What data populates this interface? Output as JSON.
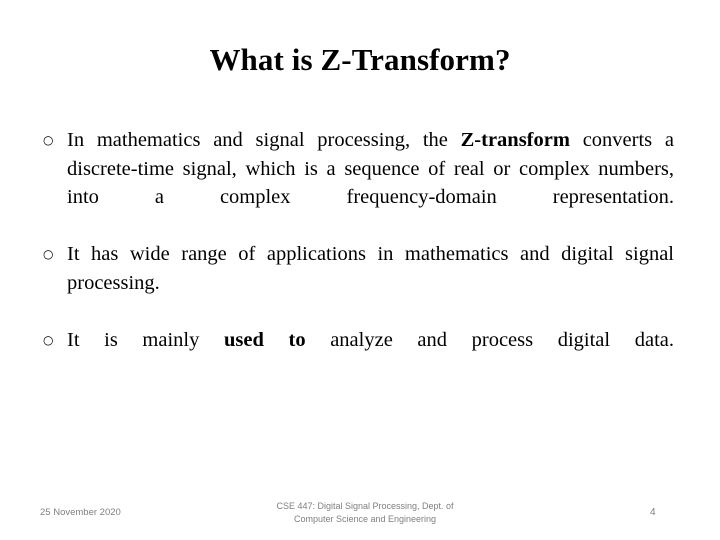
{
  "slide": {
    "title": "What is Z-Transform?",
    "bullet_marker": "○",
    "bullets": [
      {
        "marker": "○",
        "parts": [
          {
            "text": "In mathematics and signal processing, the ",
            "bold": false
          },
          {
            "text": "Z-transform",
            "bold": true
          },
          {
            "text": " converts a discrete-time signal, which is a sequence of real or complex numbers, into a complex frequency-domain representation.",
            "bold": false
          }
        ],
        "plain": "In mathematics and signal processing, the Z-transform converts a discrete-time signal, which is a sequence of real or complex numbers, into a complex frequency-domain representation."
      },
      {
        "marker": "○",
        "parts": [
          {
            "text": "It has wide range of applications in mathematics and digital signal processing.",
            "bold": false
          }
        ],
        "plain": "It has wide range of applications in mathematics and digital signal processing."
      },
      {
        "marker": "○",
        "parts": [
          {
            "text": "It is mainly ",
            "bold": false
          },
          {
            "text": "used to",
            "bold": true
          },
          {
            "text": " analyze and process digital data.",
            "bold": false
          }
        ],
        "plain": "It is mainly used to analyze and process digital data."
      }
    ]
  },
  "footer": {
    "date": "25 November 2020",
    "course_line_1": "CSE 447: Digital Signal Processing, Dept. of",
    "course_line_2": "Computer Science and Engineering",
    "page_number": "4"
  },
  "colors": {
    "background": "#ffffff",
    "text": "#000000",
    "footer_text": "#808080"
  }
}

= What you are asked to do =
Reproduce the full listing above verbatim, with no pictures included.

= Response =
What data populates this interface? Output as JSON.
{
  "slide": {
    "title": "What is Z-Transform?",
    "bullet_marker": "○",
    "bullets": [
      {
        "marker": "○",
        "parts": [
          {
            "text": "In mathematics and signal processing, the ",
            "bold": false
          },
          {
            "text": "Z-transform",
            "bold": true
          },
          {
            "text": " converts a discrete-time signal, which is a sequence of real or complex numbers, into a complex frequency-domain representation.",
            "bold": false
          }
        ],
        "plain": "In mathematics and signal processing, the Z-transform converts a discrete-time signal, which is a sequence of real or complex numbers, into a complex frequency-domain representation."
      },
      {
        "marker": "○",
        "parts": [
          {
            "text": "It has wide range of applications in mathematics and digital signal processing.",
            "bold": false
          }
        ],
        "plain": "It has wide range of applications in mathematics and digital signal processing."
      },
      {
        "marker": "○",
        "parts": [
          {
            "text": "It is mainly ",
            "bold": false
          },
          {
            "text": "used to",
            "bold": true
          },
          {
            "text": " analyze and process digital data.",
            "bold": false
          }
        ],
        "plain": "It is mainly used to analyze and process digital data."
      }
    ]
  },
  "footer": {
    "date": "25 November 2020",
    "course_line_1": "CSE 447: Digital Signal Processing, Dept. of",
    "course_line_2": "Computer Science and Engineering",
    "page_number": "4"
  },
  "colors": {
    "background": "#ffffff",
    "text": "#000000",
    "footer_text": "#808080"
  }
}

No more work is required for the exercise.